On the animation front there’s the usual mix of swirling candy coloured nonsense like ‘Vivo’ and ‘Luca’, and a few for grownups, ‘Flee’ being a standout. It tells a powerful tale of a gay Afghan survivor through animation and archive footage.
Let’s get to the stories; Mads Mikkelsen takes time out from being a living God to star in ‘Riders of Justice’, in which geeks take on killers as they try to work out how a bizarre train accident could have been murder.
‘Being The Ricardos’ is written and directed by Aaron Sorkin in a gentler mode than usual. The story of Lucille Ball (Nicole Kidman) and Desi Arnez (Javier Bardem) and the making of ‘I Love Lucy’ is perhaps a bit niche – who remembers them now? But I loved it – and the pair are at times uncanny lookalikes.
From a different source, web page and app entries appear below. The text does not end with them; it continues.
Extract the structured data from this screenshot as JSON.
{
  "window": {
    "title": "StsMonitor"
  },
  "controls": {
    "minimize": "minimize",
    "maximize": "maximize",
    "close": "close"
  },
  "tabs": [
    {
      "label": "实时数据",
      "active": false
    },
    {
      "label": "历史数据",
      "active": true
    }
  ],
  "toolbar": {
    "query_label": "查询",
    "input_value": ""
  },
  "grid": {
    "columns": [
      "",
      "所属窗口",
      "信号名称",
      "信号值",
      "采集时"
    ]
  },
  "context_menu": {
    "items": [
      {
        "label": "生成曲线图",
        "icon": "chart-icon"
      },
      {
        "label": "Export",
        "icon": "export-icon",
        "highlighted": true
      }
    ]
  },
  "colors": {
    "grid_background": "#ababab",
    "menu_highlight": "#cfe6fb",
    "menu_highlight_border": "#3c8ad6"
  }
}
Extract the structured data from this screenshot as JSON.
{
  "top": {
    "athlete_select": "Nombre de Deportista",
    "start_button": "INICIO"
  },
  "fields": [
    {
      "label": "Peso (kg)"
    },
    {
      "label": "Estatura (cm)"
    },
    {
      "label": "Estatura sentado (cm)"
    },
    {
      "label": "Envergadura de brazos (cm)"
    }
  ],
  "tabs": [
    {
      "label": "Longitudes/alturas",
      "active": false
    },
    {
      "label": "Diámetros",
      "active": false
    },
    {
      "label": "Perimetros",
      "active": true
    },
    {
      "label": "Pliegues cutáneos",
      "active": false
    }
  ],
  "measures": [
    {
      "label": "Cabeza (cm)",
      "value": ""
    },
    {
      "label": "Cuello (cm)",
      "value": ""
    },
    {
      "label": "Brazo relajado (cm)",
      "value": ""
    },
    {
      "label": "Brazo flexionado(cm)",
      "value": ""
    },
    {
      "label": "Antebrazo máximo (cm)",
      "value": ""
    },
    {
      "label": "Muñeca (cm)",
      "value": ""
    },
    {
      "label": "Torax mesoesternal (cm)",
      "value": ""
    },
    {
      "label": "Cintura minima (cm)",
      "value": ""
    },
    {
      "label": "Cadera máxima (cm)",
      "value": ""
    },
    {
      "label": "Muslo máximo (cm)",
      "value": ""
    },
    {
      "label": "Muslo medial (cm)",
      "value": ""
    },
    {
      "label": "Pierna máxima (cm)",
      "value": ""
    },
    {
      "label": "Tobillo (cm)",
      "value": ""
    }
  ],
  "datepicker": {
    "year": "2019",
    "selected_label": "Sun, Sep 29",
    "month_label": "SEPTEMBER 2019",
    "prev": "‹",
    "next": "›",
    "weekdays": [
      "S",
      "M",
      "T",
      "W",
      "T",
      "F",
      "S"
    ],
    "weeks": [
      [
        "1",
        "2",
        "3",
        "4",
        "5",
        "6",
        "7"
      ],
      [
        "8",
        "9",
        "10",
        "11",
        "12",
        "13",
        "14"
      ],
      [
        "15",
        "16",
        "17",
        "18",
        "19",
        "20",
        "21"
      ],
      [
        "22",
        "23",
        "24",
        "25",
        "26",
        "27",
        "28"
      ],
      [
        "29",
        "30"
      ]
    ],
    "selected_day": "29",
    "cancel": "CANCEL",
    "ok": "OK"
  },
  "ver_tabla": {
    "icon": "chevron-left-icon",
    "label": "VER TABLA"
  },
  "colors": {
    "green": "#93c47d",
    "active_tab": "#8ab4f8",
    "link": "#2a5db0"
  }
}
‘Bad Luck Banging or Loony Porn’ is indeed pornographic, but for a very good reason. A schoolteacher is caught in a sex scandal and faces a formal judgement by concerned parents. It’s brave, intelligent filmmaking.
‘Annette’ is a challenge, but what would you expect from maverick filmmaker Leos Carax? Adam Driver (who is clearly contractually required to appear in everything) and Marion Cottilard are the starry couple – she’s an opera singer, he’s an angry stand-up comic – whose relationship turns violent. Here’s the thing; It’s mostly sung (with songs by Sparks) and the baby they have is a wooden puppet. And things get stranger after that. I loved it, although Driver’s stand-up stage act sucks.
We’re all waiting to see ‘Titane’, about…well, about a woman who has…er…relations…with a car. And there are some other heavy hitters coming. Meryl Streep and Leonardo DiCaprio stress out in ‘Don’t Look Up’ from Adam McKay, who brought us ‘The Big Short’. It’s about the media coverage of the end of the world. And another bleakly funny apocalypse movie, ‘Silent Night’, is British and stars Keira Knightley as the hostess of an end-of-things dinner.
Watching ‘Boiling Point’ was so stressful that it nearly gave me a heart attack. Set in a London restaurant over one night it follows the head chef, battling his addiction, his family, the food critic who just arrived and the health & safety inspectors, all shot in a single take. You’ll never want to work in the restaurant trade after seeing this.
‘The Power of the Dog’ has Award Winner stamped all over it. Jane Campion’s tale of another toxic male, this time a cowboy played by Benedict Cumberbatch, left me cold but you may love it.
‘The Innocents’ is a re-imagining of Henry James’ eerie ghost story. It’s hard to wipe away the memory of the Jack Clayton remake with Deborah Kerr, and better to let it stand alone. Set in playgrounds and neighbouring houses, it feels closer to ‘Let The Right One In’, but has a disturbing sensibility all of its own.
As for British films there’s plenty of English Heritage rubbish and things with gangsters in of the ‘Oi, did you call my pint a poof?’ variety. ‘Last Night in Soho’ is reviewed here. Coming soon is the Railway Children sequel with Jenny Agutter and yes, Bernard Cribbins.
I liked ‘Worth’ starring Stanley Tucci about the compensation paid to the victims of 9/11. There are too many near misses like ‘The Eyes of Tammy Faye’, which goes too easy on Faye’s complicity in the religious broadcasting scandal, and the musical ‘Dear Evan Hansen’, which shoots itself in the foot by casting the original stage star, now in his late twenties, as a 17 year-old.
It was a good year for musicals, from the bouncy, feel-good ‘In The Heights’ and ‘Everybody Loves Jamie’ to the biographical ‘Tick…tick…Boom!’, ‘Cyrano’ and the upcoming ‘West Side Story’.